:: Material for the task ::

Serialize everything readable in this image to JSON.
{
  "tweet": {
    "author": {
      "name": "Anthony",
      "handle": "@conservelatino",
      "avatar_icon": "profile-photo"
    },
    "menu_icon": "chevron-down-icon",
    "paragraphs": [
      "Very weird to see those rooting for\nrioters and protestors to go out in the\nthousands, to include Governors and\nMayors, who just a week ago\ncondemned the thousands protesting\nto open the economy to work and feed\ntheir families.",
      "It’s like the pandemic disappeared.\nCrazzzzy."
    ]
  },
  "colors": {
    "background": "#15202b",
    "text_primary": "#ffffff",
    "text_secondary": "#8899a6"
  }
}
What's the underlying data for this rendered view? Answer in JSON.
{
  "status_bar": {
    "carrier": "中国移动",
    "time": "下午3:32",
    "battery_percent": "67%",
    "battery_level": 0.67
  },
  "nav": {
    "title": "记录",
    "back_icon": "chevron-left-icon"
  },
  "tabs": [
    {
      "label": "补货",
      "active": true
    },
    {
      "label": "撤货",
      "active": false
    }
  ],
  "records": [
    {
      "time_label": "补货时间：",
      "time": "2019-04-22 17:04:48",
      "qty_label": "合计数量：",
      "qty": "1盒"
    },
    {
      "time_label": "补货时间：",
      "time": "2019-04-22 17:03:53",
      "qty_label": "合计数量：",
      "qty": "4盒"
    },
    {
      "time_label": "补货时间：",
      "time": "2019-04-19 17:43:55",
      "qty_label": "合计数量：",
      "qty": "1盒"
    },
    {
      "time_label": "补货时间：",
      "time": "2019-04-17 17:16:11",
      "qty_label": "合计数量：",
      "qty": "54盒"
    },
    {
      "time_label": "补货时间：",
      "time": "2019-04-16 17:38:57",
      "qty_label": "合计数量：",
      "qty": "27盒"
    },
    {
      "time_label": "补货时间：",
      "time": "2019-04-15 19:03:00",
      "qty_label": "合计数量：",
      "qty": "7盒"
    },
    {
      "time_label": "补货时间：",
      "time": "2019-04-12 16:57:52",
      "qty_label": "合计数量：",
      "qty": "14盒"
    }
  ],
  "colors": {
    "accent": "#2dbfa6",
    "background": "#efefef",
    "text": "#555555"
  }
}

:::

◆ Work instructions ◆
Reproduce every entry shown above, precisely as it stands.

◆ Answer area ◆
Serialize everything readable in this image to JSON.
{
  "tweet": {
    "author": {
      "name": "Anthony",
      "handle": "@conservelatino",
      "avatar_icon": "profile-photo"
    },
    "menu_icon": "chevron-down-icon",
    "paragraphs": [
      "Very weird to see those rooting for\nrioters and protestors to go out in the\nthousands, to include Governors and\nMayors, who just a week ago\ncondemned the thousands protesting\nto open the economy to work and feed\ntheir families.",
      "It’s like the pandemic disappeared.\nCrazzzzy."
    ]
  },
  "colors": {
    "background": "#15202b",
    "text_primary": "#ffffff",
    "text_secondary": "#8899a6"
  }
}
What's the underlying data for this rendered view? Answer in JSON.
{
  "status_bar": {
    "carrier": "中国移动",
    "time": "下午3:32",
    "battery_percent": "67%",
    "battery_level": 0.67
  },
  "nav": {
    "title": "记录",
    "back_icon": "chevron-left-icon"
  },
  "tabs": [
    {
      "label": "补货",
      "active": true
    },
    {
      "label": "撤货",
      "active": false
    }
  ],
  "records": [
    {
      "time_label": "补货时间：",
      "time": "2019-04-22 17:04:48",
      "qty_label": "合计数量：",
      "qty": "1盒"
    },
    {
      "time_label": "补货时间：",
      "time": "2019-04-22 17:03:53",
      "qty_label": "合计数量：",
      "qty": "4盒"
    },
    {
      "time_label": "补货时间：",
      "time": "2019-04-19 17:43:55",
      "qty_label": "合计数量：",
      "qty": "1盒"
    },
    {
      "time_label": "补货时间：",
      "time": "2019-04-17 17:16:11",
      "qty_label": "合计数量：",
      "qty": "54盒"
    },
    {
      "time_label": "补货时间：",
      "time": "2019-04-16 17:38:57",
      "qty_label": "合计数量：",
      "qty": "27盒"
    },
    {
      "time_label": "补货时间：",
      "time": "2019-04-15 19:03:00",
      "qty_label": "合计数量：",
      "qty": "7盒"
    },
    {
      "time_label": "补货时间：",
      "time": "2019-04-12 16:57:52",
      "qty_label": "合计数量：",
      "qty": "14盒"
    }
  ],
  "colors": {
    "accent": "#2dbfa6",
    "background": "#efefef",
    "text": "#555555"
  }
}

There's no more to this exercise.